Richardson selects his tackle based upon the baits he plans to use. For fishing small crankbaits, he favors a 61/2-to 7-foot medium-action baitcasting rod and a Shimano reel with a 5-to-1 gear ratio. For lipless crankbaits, he switches to a reel with a 6-to-1 gear ratio for a speedier retrieve. The reels are spooled with 10- to-12-pound line.

Richardson said the ideal conditions for winter fishing are a mild, overcast day or one with slowly developing snow flurries.

“There’s something about a snow flurry that turns the fish on,” said Richardson. “They’ll be fish at every point and eager to bite.”

Conversely, the worst day to be at the lake is one where high pressure dominates, a bright and sunny day with the wind blowing.

“You can catch a few bass, but not easily,” said Richardson.

Given the right conditions, Richardson said anglers typically catch largemouth from two to four pounds. As a plus, striped bass are often mixed in, so a fisherman never knows what might be at the end of his line from one cast to the next.

Richardson ranks Buggs Island as one of the best cold-water lakes in the state.

“From late November through December, the fishing is as good as it gets all year,” he said.

Richardson doesn’t confine his winter fishing at Buggs Island; he also guides at nearby Lake Gaston, where his approach is the same. He targets the middle of the lake to the upriver portion, focusing on the creeks in that stretch.

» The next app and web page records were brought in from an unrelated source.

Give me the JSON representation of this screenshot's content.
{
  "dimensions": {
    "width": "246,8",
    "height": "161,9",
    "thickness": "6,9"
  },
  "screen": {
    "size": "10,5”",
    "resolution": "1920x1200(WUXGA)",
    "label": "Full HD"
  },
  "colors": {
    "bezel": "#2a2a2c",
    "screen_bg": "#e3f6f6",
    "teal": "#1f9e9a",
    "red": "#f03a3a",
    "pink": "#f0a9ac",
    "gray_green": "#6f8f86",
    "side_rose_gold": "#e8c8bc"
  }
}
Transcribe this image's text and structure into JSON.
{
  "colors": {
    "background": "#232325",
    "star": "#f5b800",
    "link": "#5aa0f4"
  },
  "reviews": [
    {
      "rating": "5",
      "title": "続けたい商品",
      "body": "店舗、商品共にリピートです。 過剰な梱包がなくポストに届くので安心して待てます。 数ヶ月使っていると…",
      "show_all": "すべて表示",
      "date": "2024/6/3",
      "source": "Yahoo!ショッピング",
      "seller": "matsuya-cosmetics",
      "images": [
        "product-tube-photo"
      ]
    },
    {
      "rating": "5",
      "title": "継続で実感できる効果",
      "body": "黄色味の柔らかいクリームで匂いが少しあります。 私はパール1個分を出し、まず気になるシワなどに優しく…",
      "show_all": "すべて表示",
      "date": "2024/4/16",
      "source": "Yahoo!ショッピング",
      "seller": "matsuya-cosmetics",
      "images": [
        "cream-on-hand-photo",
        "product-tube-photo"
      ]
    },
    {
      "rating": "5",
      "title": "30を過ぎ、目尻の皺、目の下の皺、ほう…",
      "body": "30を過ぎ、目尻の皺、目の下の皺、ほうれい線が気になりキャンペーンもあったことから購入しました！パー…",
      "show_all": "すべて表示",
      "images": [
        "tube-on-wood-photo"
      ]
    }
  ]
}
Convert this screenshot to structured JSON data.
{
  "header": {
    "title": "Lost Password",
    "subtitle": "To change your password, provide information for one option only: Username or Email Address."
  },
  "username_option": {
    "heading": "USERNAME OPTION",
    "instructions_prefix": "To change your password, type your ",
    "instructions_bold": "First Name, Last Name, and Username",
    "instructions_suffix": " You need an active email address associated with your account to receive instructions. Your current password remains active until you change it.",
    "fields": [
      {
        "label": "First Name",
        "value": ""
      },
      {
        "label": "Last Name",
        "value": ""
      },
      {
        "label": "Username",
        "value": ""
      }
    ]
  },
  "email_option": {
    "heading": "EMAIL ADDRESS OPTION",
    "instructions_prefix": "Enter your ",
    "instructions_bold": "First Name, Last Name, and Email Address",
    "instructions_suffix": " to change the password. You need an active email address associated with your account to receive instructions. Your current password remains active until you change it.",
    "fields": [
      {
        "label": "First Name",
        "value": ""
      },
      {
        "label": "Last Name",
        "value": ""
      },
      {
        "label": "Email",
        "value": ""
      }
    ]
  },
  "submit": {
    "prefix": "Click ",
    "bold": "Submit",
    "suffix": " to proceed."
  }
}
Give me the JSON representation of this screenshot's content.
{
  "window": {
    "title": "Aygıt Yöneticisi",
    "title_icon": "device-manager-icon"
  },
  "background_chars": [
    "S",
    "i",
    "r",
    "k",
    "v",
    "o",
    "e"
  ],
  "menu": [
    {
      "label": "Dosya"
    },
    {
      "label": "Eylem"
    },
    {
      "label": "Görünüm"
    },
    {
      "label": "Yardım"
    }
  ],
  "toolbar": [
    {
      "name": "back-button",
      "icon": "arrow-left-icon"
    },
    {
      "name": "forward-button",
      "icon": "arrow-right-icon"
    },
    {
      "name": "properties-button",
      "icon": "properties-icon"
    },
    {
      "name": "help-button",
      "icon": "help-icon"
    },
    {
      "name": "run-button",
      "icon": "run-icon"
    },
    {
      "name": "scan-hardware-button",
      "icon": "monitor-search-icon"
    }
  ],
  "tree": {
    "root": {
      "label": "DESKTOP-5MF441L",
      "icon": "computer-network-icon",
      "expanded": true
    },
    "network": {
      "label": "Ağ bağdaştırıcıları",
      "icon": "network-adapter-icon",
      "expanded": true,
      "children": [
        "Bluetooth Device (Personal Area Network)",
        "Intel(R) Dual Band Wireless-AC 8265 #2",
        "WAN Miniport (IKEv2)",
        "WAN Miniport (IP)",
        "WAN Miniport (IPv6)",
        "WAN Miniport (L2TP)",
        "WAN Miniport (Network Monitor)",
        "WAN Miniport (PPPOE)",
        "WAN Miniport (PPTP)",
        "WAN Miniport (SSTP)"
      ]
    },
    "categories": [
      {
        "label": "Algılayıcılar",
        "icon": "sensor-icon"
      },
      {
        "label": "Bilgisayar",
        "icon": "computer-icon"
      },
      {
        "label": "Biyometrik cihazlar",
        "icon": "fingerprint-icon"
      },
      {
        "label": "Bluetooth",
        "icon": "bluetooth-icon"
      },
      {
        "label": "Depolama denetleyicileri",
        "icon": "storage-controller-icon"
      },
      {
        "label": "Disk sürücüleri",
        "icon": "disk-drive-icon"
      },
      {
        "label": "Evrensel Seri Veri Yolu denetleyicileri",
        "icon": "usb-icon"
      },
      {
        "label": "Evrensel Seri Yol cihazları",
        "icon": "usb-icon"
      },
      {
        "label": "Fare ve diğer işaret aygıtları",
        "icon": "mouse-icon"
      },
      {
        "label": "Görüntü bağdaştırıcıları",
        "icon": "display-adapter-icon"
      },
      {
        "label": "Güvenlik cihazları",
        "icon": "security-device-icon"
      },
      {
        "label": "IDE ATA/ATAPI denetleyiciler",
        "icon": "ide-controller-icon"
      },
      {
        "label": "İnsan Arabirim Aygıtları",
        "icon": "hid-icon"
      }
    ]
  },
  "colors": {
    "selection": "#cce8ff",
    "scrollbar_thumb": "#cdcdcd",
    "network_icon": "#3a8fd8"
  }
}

Richardson said the one difference is that Gaston isn’t subject to major drawdowns; its water level remains fairly stable. Another significant difference is the size; at 20,500 acres,. Gaston is much smaller than 49,500-acre Buggs Island, so the search for forage and fish at Gaston isn’t as formidable in the cold as it is at Buggs.


HOW TO GET THERE/WHEN TO GO — Public boat ramps are all over shoreline of Kerr Lake. Popular ones for North Carolina fishermen are Satterwhite Point of CR 1319 near Satterwhite Point Marina northwest of Henderson, the Henderson Point and Hibernia landings off USNC 15 and Longwood at Grassy Creek off US 15 between Oxford and Clarksville, Va. Fish from the middle of the lake to the river, including major creeks in the area. The best fishing is in November and December. Dress appropriately.

TECHNIQUES — Using your electronics, look for forage and fish in 15 feet of water or less in the middle to backs of creeks. Look for diving birds that indicate fish driving forage to the surface. Use search baits that allow you to cover water quickly, such as small crankbaits and lipless crankbaits in shad patterns.

GUIDES/FISHING INFO — Joel Richardson,; Lynn Harvell Jr., Topwater Guide Service, 434-374-8914; Bobcat’s Bait & Tackle, Clarksville, Va., 434-374-8381; U.S. Army Corps of Engineers, Boydton, Va., 434-738-6371.

ACCOMMODATIONS — Econo Lodge, Henderson, 252-438-8511; Hampton Inn, Henderson, 252-492-3007; Scottish Inns, Henderson, 252-438-6172, Best Western on the Lake, Clarksville, Va., 877-564-2464; Lake Motel, Clarksville, Va., 434-374-5500.

MAPS — FHS Maps, 800-ALL-MAPS,; GMCO Maps, 888-420-6277,